The Sh’ma has been the Jewish declaration of faith for thousands of years. Jews everywhere in the world say the Sh’ma, especially in the morning and at night, to remind us that life is a gift from God. It is our personal and communal expression of belief in God and in the unity of the Jewish people, as well as our recognition that there is a relationship between God and the Jewish people. The Sh’ma is between the parent and God, the parent and his or her child, and the child and God. It is an expression of belief and affection. Feel free to express love for your child as you express love for God through actions as well as words.

What works best for each parent and child is a guide to creating a personalized Jewish ritual. Transforming bedtime into Jewish time may provide children with an understanding that being Jewish is a way of life and a constant source of comfort.

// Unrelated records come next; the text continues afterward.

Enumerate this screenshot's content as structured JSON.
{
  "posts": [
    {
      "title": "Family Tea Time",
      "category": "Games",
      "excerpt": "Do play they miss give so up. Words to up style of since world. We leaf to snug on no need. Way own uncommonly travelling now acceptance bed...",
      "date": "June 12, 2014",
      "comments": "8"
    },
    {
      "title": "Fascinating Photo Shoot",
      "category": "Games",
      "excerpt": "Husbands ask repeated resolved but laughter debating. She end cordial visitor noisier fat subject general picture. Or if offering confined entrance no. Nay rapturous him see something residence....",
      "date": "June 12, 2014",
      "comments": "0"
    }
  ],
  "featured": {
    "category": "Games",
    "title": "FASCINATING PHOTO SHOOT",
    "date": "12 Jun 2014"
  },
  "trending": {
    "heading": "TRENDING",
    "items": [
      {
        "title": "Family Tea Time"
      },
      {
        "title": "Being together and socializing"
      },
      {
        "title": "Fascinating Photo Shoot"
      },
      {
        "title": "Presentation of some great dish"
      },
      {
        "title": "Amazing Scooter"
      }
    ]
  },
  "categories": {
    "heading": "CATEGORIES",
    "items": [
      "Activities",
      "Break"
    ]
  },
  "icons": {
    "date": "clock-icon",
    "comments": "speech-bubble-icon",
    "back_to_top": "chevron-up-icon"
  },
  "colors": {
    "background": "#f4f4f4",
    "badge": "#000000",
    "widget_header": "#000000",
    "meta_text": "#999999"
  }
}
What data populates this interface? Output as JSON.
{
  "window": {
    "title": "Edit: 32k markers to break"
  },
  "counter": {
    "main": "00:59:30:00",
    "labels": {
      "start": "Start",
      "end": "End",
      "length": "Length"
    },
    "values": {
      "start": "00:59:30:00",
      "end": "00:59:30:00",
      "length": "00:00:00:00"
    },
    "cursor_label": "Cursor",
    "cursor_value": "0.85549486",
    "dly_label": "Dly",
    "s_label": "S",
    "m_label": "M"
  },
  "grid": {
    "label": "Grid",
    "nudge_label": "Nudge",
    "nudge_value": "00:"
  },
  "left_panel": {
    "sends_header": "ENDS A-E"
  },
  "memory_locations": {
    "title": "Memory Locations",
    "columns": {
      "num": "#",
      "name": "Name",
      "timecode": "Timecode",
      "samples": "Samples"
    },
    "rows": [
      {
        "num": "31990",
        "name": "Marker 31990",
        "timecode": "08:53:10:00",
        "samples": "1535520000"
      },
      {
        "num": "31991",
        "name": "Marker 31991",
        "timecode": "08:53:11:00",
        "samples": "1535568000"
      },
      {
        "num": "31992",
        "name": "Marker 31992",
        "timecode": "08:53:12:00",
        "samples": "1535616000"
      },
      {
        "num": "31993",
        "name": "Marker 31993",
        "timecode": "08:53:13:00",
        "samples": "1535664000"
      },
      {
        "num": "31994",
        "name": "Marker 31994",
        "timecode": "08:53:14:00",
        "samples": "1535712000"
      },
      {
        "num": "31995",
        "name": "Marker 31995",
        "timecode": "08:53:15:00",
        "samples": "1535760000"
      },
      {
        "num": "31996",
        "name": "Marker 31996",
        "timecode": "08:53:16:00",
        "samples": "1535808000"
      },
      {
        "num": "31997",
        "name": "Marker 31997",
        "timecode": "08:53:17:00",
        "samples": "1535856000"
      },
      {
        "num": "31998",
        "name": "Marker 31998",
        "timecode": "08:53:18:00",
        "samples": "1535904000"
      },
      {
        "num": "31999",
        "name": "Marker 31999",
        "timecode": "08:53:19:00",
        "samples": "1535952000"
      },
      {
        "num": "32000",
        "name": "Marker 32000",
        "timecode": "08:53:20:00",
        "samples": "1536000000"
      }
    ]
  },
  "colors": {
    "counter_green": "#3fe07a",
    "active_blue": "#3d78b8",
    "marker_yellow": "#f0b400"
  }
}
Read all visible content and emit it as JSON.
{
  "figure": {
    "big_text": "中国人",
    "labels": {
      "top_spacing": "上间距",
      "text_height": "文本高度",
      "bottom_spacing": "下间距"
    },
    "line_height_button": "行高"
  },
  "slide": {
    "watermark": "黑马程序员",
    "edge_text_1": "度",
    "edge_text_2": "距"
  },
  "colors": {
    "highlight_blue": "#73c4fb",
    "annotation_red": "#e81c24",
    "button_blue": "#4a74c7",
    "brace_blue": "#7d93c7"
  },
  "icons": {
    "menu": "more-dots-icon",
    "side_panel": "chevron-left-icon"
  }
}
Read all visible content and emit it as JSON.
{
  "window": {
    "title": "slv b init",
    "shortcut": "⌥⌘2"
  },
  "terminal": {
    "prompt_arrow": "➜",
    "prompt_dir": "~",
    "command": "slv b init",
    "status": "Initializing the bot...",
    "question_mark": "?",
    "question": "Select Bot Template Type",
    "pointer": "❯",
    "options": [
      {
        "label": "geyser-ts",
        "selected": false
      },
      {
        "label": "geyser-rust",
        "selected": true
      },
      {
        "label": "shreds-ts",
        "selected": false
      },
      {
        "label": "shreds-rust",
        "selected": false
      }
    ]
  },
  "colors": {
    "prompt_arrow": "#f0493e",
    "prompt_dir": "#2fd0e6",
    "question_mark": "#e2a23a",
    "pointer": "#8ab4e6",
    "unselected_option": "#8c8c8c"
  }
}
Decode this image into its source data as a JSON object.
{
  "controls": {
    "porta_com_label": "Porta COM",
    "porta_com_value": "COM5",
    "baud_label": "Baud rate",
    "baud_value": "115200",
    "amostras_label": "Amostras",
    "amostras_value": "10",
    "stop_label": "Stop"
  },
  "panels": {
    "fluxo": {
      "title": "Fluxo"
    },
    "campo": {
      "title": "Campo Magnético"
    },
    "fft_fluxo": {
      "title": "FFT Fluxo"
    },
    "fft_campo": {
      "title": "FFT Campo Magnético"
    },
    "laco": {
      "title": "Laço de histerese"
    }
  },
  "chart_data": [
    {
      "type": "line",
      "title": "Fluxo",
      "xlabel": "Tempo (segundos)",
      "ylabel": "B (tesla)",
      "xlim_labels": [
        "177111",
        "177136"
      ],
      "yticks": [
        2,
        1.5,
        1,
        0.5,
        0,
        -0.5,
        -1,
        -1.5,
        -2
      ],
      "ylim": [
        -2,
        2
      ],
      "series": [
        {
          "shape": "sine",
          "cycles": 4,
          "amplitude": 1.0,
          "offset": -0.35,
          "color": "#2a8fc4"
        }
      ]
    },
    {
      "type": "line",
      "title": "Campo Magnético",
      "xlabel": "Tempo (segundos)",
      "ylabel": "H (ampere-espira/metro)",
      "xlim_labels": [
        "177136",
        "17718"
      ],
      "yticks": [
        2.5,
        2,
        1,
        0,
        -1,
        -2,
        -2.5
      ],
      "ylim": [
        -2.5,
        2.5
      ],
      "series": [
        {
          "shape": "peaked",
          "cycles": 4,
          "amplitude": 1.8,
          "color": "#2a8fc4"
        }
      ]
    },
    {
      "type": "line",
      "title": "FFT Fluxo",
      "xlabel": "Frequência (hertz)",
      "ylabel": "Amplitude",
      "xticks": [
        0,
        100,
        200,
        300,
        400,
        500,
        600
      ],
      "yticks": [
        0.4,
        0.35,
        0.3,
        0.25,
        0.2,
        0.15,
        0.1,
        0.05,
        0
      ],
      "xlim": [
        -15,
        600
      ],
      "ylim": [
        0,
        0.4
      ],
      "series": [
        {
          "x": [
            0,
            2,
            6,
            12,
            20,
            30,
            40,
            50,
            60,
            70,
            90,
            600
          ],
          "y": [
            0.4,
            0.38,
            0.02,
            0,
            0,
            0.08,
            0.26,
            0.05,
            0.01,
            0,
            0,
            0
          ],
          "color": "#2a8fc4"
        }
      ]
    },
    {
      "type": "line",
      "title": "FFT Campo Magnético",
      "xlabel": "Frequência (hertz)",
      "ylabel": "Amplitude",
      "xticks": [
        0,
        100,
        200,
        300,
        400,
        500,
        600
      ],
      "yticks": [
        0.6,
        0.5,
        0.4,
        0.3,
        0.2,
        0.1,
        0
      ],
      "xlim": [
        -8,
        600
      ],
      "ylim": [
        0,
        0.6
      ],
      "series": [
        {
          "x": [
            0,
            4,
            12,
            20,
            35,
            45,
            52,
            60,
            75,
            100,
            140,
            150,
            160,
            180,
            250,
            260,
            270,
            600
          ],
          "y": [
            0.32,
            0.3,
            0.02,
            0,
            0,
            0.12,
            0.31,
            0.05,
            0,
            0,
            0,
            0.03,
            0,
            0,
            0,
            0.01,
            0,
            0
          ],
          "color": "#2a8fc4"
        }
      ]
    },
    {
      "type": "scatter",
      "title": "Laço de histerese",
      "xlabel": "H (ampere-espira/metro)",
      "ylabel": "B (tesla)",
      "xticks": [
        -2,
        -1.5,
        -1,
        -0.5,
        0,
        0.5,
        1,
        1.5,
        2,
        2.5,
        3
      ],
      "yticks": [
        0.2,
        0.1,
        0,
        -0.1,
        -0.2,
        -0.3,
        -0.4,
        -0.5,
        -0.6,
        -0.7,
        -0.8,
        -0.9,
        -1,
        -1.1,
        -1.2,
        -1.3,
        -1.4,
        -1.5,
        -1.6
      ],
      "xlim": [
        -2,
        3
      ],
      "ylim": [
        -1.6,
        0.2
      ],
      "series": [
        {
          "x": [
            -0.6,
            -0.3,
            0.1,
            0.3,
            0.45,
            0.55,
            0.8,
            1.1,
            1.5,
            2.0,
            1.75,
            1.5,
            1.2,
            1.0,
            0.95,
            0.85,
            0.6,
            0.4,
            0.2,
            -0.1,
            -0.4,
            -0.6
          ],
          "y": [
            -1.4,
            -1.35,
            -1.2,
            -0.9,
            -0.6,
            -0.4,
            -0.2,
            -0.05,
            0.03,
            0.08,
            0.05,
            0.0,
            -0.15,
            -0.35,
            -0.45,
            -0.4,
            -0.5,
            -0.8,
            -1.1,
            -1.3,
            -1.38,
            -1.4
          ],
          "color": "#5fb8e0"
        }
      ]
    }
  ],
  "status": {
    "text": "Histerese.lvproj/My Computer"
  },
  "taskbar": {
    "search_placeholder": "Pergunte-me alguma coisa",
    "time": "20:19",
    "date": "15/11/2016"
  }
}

Model 1
Step 1—Let your child select a limited number of his or her favorite books.
Step 2—Sit close to your child or with him or her on your lap; read the stories in a soft, dramatic, engaging voice.
Step 3—Have a brief discussion about the books—why your child choses a particular book, what he or she liked best about it, which character peaked his or her interest.
Step 4—Sit next to each other on the bed, cover your eyes and sing the Sh’ma together.
Step 5—Tuck your child under the covers; exchange goodnight hugs and kisses.

Model 2
Step 1—After reading a few books together, start the nightly ritual.
Step 2—Reflect on the day—what went well, what was challenging, what you learned. Think about tomorrow—what activities are scheduled, to what you are looking forward,
what will be challenging, what strategy you will use to cope with challenges.
Step 3—Breathe deeply and blow out all the stress and tension so your bodies can rest and rejuvenate.
Step 4—Sit next to each other on the bed, cover your eyes and sing the Sh’ma together.
Step 5—Tuck your child under the covers; exchange goodnight hugs and kisses.

Model 3
Step 1—Have a brief discussion about the day—what you liked, what you didn’t like; share something you did that was helpful to someone or contributed to making the world a better place.
Step 2—Ask your child to select a special person to whom he or she would like to say hello and goodnight. Grandma? Grandpa? Aunt Becky? Uncle Louie? Call that person on the telephone; write a message and draw a picture to send in the mail; or e-mail a special love message (with content dictated by the child to the parent).
Step 3—Review and validate the effort of reaching out to someone else with love and kindness.
Step 4— Sit next to each other on the bed, cover your eyes and sing the Sh’ma together.
Step 5— Tuck your child under the covers; exchange goodnight hugs and kisses.

Model 4
Step 1— Let your child choose two or three CDs or tapes of Jewish music.
Step 2— Listen and sing along with one song.
Step 3— Pause the music occasionally to talk about the words, the song’s meaning, what it might have to do with each of our lives.
Step 4— Sit next to each other on the bed, cover your eyes and sing the Sh’ma together.
Step 5— Turn on the CD or tape again at a low volume for your child to listen to as he or she falls off to sleep; exchange goodnight hugs and kisses.